Donald Dutkowsky, Professor Emeritus of Economics in the Maxwell School, was interviewed for the CNY Central story “Even Wegmans, one of country’s ‘best places to work,’ needs employees.” Dutkowsky discussed the current labor shortage, saying, “I think you’re seeing two…
TRAC: Cases backlogged in nation’s immigration courts reach all time high
According to an analysis of very timely court data by the Transactional Records Access Clearinghouse (TRAC), pending cases backlogged in the nation’s Immigration Courts reached an all time high of 228,421 matters in the first months of fiscal year (FY) 2010. The case backlog was up 23 percent since the end of FY 2008 and 82 percent from 10 years ago.

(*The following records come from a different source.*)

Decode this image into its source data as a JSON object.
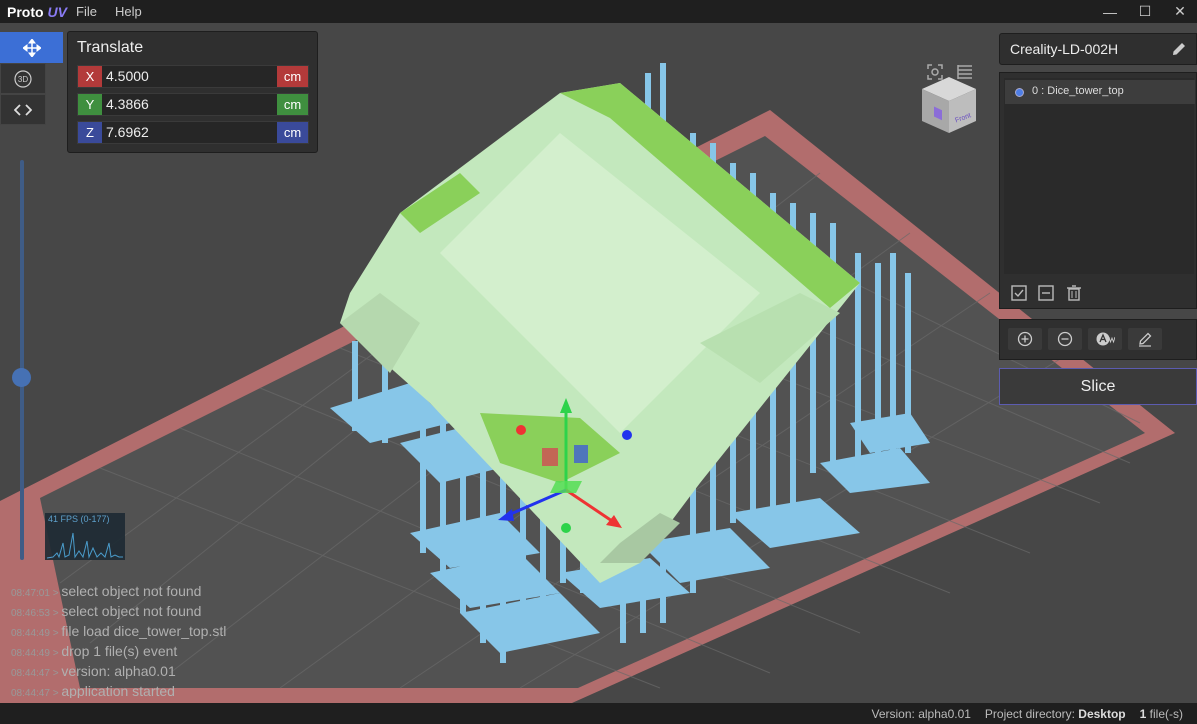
{
  "app": {
    "logo_text": "Proto",
    "logo_suffix": "UV",
    "menu": [
      "File",
      "Help"
    ]
  },
  "tools": {
    "items": [
      {
        "name": "translate",
        "icon": "move-arrows-icon",
        "active": true
      },
      {
        "name": "rotate-3d",
        "icon": "rotate-3d-icon",
        "label": "3D",
        "active": false
      },
      {
        "name": "code",
        "icon": "code-brackets-icon",
        "active": false
      }
    ]
  },
  "translate": {
    "title": "Translate",
    "x": {
      "label": "X",
      "value": "4.5000",
      "unit": "cm"
    },
    "y": {
      "label": "Y",
      "value": "4.3866",
      "unit": "cm"
    },
    "z": {
      "label": "Z",
      "value": "7.6962",
      "unit": "cm"
    }
  },
  "printer": {
    "name": "Creality-LD-002H"
  },
  "objects": [
    {
      "label": "0 : Dice_tower_top",
      "color": "#4e7ee6"
    }
  ],
  "slice_label": "Slice",
  "fps_label": "41 FPS (0-177)",
  "log": [
    {
      "ts": "08:47:01",
      "msg": "select object not found"
    },
    {
      "ts": "08:46:53",
      "msg": "select object not found"
    },
    {
      "ts": "08:44:49",
      "msg": "file load dice_tower_top.stl"
    },
    {
      "ts": "08:44:49",
      "msg": "drop 1 file(s) event"
    },
    {
      "ts": "08:44:47",
      "msg": "version: alpha0.01"
    },
    {
      "ts": "08:44:47",
      "msg": "application started"
    }
  ],
  "status": {
    "version_label": "Version:",
    "version_value": "alpha0.01",
    "project_label": "Project directory:",
    "project_value": "Desktop",
    "files_count": "1",
    "files_label": "file(-s)"
  },
  "view_cube": {
    "face_label": "Front"
  },
  "colors": {
    "accent": "#3c6fd6",
    "x_axis": "#b33a3a",
    "y_axis": "#3f8f3f",
    "z_axis": "#3a4a9a",
    "model": "#c3e8bd",
    "model_top": "#8ad05a",
    "supports": "#87c6e8",
    "bed_border": "#c57474"
  }
}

TRAC is a data gathering, data research and data distribution organization at Syracuse University. The purpose of TRAC is to provide the American people—and institutions of oversight such as Congress, news organizations, public interest groups, businesses, scholars and lawyers—with comprehensive information about staffing, spending and enforcement activities of the federal government.
TRAC’s analysis of the data also showed that the average time these pending cases have been waiting in the Immigration Courts of the Executive Office for Immigration Review (EOIR) inched up to a new high of 439 days. Key to the growing backlogs and wait times is the failure of both the Bush and Obama administrations to fill the judge vacancies on the Immigration Courts, which numbered 48 as of Jan. 12, 2010. The number of vacancies means that one out of six of the judge positions—17 percent of the total—are now unfilled.
TRAC’s full report and tables on the Immigration Courts can be viewed at http://trac.syr.edu/immigration/reports/225/.
Released also with this special report is TRAC’s Immigration Court Caseload Tool that, for the first time, gives anyone a way to obtain case backlogs and waiting times in each state, court and hearing location. California led the nation as the state with the largest number of cases pending before the immigration courts—59,451 of them—or about one quarter (26 percent) of the national total. New York, with 16 percent of all such matters, ranked second.
This information is also available by nationality. For the Immigration Court Caseload Tool, visit http://trac.syr.edu/phptools/immigration/court_backlog/.